Records supplied -

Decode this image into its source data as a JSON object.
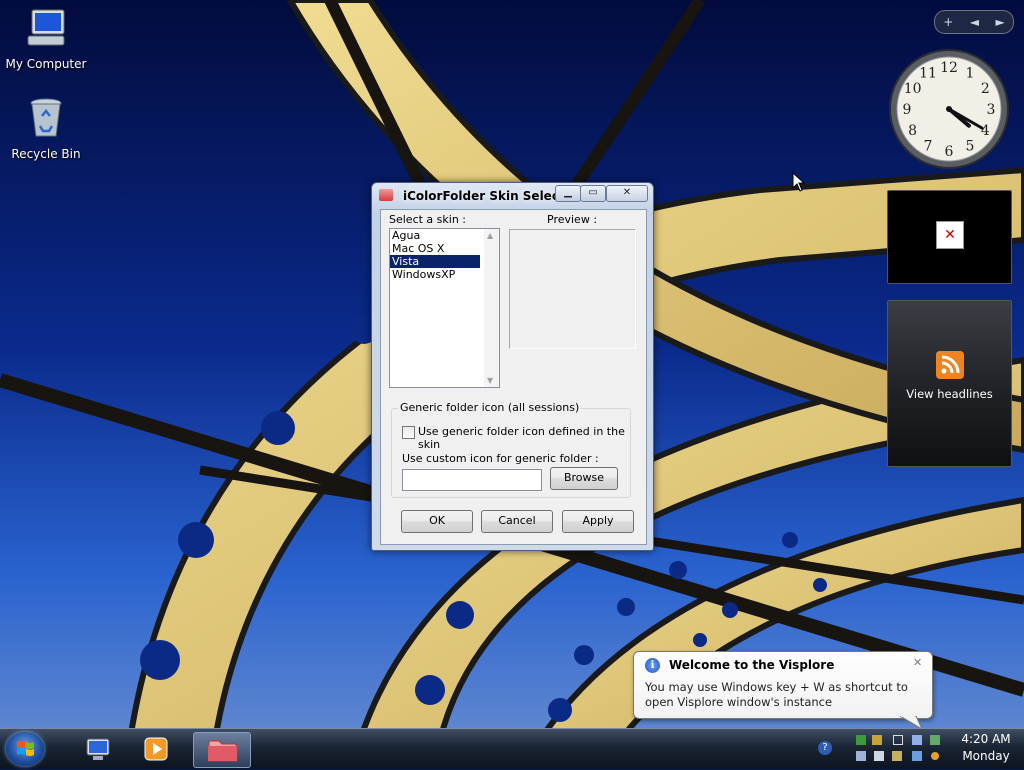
{
  "desktop": {
    "icons": [
      {
        "label": "My Computer"
      },
      {
        "label": "Recycle Bin"
      }
    ]
  },
  "sidebar": {
    "controls": [
      "+",
      "◄",
      "►"
    ],
    "clock": {
      "numerals": [
        "12",
        "1",
        "2",
        "3",
        "4",
        "5",
        "6",
        "7",
        "8",
        "9",
        "10",
        "11"
      ],
      "hour": 4,
      "minute": 20
    },
    "feed_gadget": {
      "label": "View headlines"
    },
    "blank_gadget": {
      "broken_image_glyph": "✕"
    }
  },
  "dialog": {
    "title": "iColorFolder Skin Selector",
    "titlebar_buttons": {
      "minimize": "▁",
      "maximize": "▭",
      "close": "✕"
    },
    "select_skin_label": "Select a skin :",
    "preview_label": "Preview :",
    "skins": [
      "Agua",
      "Mac OS X",
      "Vista",
      "WindowsXP"
    ],
    "selected_skin": "Vista",
    "groupbox_title": "Generic folder icon (all sessions)",
    "checkbox_label": "Use generic folder icon defined in the skin",
    "checkbox_checked": false,
    "custom_icon_label": "Use custom icon for generic folder :",
    "custom_icon_value": "",
    "browse_label": "Browse",
    "ok_label": "OK",
    "cancel_label": "Cancel",
    "apply_label": "Apply"
  },
  "balloon": {
    "title": "Welcome to the Visplore",
    "close_glyph": "✕",
    "text": "You may use Windows key + W as shortcut to open Visplore window's instance"
  },
  "taskbar": {
    "help_glyph": "?",
    "time": "4:20 AM",
    "day": "Monday"
  },
  "colors": {
    "selection": "#0a246a",
    "taskbar": "#1a2433",
    "sky": "#07185a"
  }
}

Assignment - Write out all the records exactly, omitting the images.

Task output -
Decode this image into its source data as a JSON object.
{
  "desktop": {
    "icons": [
      {
        "label": "My Computer"
      },
      {
        "label": "Recycle Bin"
      }
    ]
  },
  "sidebar": {
    "controls": [
      "+",
      "◄",
      "►"
    ],
    "clock": {
      "numerals": [
        "12",
        "1",
        "2",
        "3",
        "4",
        "5",
        "6",
        "7",
        "8",
        "9",
        "10",
        "11"
      ],
      "hour": 4,
      "minute": 20
    },
    "feed_gadget": {
      "label": "View headlines"
    },
    "blank_gadget": {
      "broken_image_glyph": "✕"
    }
  },
  "dialog": {
    "title": "iColorFolder Skin Selector",
    "titlebar_buttons": {
      "minimize": "▁",
      "maximize": "▭",
      "close": "✕"
    },
    "select_skin_label": "Select a skin :",
    "preview_label": "Preview :",
    "skins": [
      "Agua",
      "Mac OS X",
      "Vista",
      "WindowsXP"
    ],
    "selected_skin": "Vista",
    "groupbox_title": "Generic folder icon (all sessions)",
    "checkbox_label": "Use generic folder icon defined in the skin",
    "checkbox_checked": false,
    "custom_icon_label": "Use custom icon for generic folder :",
    "custom_icon_value": "",
    "browse_label": "Browse",
    "ok_label": "OK",
    "cancel_label": "Cancel",
    "apply_label": "Apply"
  },
  "balloon": {
    "title": "Welcome to the Visplore",
    "close_glyph": "✕",
    "text": "You may use Windows key + W as shortcut to open Visplore window's instance"
  },
  "taskbar": {
    "help_glyph": "?",
    "time": "4:20 AM",
    "day": "Monday"
  },
  "colors": {
    "selection": "#0a246a",
    "taskbar": "#1a2433",
    "sky": "#07185a"
  }
}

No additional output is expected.